By Paul Fooks
Special to Ottawa Construction News
The Occupational Health and Safety Act (OHSA) and the Ontario Regulations are in place to protect workers from direct injury, long term disabilities or death. Although some may complain about too many rules, most accidents happen because companies or workers were not following some basic regulations.
The challenge for businesses is ensuring workers and supervisors understand and follow the rules.
For all Ontario workers, the basic guidelines are found in the Occupational Health and Safety Act, R.S.O. 1990, c. O.1. An electronic copy can be found at www.labour.gov.on.ca through the Ministry of Labour, including frequently asked questions. If you are an Ontario employer and have not visited this site you should start there to get the information to remain safe and compliant.
The employer has the most responsibility to keep workers safe. There are many different aspects to the process, including:
- Ensuring protective devices and equipment are provided, used properly and maintained;
- training the workers for the tasks they will perform and train them about how to protect the worker from risk of injuries;
- determining that workers understand and follow the regulations that apply to them;
- “provide information, instruction and supervision to a worker to protect the health or safety of the worker;”
- providing a competent person as a supervisor; and
- establishing and supporting a health and safety system.
This is not an all-inclusive list, just a basic overview of the employer’s responsibilities listed in OHSA Section 27. For example, supervisors need to ensure that workers follow the regulations, use prescribed protective equipment, are aware of the risks and how to protect themselves, and follow instructions.
More details are prescribed in OHSA Section 28 of the OHSA and two regulations with different guidelines O. Reg. 213/91: Construction Projects and the R.R.O. 1990, Reg. 851: Industrial Establishments.

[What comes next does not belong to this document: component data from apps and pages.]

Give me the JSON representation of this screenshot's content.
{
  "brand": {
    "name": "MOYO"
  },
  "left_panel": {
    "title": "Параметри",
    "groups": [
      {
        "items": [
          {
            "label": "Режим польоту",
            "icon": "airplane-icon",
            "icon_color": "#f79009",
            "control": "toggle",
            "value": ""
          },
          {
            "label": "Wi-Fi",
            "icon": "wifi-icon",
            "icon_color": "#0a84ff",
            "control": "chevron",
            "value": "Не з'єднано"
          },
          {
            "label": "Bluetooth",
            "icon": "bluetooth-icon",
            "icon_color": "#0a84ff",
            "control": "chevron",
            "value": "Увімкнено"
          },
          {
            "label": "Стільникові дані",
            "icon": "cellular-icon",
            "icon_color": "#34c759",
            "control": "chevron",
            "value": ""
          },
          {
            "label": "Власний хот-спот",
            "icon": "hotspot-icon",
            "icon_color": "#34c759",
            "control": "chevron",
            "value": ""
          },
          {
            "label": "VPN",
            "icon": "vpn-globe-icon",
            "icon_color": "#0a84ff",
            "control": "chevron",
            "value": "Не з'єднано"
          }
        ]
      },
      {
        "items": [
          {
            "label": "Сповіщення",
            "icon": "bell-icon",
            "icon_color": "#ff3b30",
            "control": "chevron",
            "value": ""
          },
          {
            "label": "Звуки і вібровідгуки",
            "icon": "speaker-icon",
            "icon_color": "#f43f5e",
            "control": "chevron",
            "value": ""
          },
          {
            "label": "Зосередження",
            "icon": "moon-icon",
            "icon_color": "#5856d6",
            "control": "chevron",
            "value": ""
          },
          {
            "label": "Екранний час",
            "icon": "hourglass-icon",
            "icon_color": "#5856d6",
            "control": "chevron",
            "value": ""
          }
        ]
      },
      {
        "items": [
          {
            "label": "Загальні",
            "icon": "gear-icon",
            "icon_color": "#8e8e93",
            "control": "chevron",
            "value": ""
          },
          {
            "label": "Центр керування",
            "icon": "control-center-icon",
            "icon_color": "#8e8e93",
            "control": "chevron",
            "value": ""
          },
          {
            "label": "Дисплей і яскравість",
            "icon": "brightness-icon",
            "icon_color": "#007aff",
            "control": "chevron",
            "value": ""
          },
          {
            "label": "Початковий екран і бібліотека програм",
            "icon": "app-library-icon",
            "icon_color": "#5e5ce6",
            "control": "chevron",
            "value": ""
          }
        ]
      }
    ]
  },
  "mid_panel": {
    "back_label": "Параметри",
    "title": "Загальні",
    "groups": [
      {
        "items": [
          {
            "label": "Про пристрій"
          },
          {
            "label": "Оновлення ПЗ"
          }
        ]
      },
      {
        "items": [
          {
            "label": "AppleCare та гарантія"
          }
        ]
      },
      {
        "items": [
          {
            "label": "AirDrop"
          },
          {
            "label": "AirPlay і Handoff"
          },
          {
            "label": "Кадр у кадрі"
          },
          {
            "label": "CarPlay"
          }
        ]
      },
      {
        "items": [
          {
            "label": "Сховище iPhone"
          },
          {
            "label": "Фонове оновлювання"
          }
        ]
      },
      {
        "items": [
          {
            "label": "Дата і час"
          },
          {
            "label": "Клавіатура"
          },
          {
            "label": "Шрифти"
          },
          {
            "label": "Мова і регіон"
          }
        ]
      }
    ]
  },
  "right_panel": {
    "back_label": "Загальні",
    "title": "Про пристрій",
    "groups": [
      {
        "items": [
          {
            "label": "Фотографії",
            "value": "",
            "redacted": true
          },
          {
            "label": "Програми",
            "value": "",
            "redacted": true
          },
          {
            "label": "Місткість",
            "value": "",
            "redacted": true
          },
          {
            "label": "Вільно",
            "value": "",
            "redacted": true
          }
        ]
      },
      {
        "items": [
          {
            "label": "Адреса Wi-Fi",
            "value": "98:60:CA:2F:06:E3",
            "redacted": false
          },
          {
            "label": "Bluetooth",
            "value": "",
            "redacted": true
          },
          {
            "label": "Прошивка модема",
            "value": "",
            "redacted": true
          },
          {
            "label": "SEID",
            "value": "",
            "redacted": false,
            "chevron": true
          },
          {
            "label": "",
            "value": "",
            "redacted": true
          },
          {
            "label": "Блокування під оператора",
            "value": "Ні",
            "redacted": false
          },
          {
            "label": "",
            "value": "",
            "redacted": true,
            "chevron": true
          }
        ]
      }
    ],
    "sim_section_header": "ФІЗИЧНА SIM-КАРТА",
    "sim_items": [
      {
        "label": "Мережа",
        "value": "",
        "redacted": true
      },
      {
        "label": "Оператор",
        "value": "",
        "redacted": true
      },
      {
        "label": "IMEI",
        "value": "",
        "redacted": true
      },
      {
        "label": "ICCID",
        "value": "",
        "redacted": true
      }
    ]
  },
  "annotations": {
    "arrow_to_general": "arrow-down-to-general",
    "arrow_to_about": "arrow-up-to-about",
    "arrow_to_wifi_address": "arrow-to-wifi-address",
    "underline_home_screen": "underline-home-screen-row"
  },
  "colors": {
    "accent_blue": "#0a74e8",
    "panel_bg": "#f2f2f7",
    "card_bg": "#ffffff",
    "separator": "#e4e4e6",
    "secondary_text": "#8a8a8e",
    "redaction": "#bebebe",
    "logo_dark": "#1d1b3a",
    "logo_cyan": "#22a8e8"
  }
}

Businesses need to determine which regulation applies by understanding the definitions. For example, “construction” includes erection, alteration, repair, dismantling, demolition, structural maintenance, painting, land clearing, earth moving, grading, excavating, trenching, digging, boring, drilling, blasting, or concreting, the installation of any machinery or plant, and any work or undertaking in connection with a project but does not include any work or undertaking underground in a mine; (construction) or an “industrial establishment” including a related office building, factory, arena, shop or office.
Once the regulations that apply to the job site are identified, these need to be incorporated into a consolidated health and safety policy and program/
Then workers need to be trained, and the employer must monitor the health and safety program and adapt to changes as shortfalls are identified. As an employer, it is imperative to be familiar with the regulations.
If you are not sure about what needs to be done or you are overwhelmed, engage a third party for support. With all the duties prescribed in the Act and the regulations, we should have a pretty good idea of what we should do to stay safe.
Paul Fooks is Labor Tek Safety Training Inc.’s head trainer. For more information, visit www.labortek.comor phone (613) 741-1128.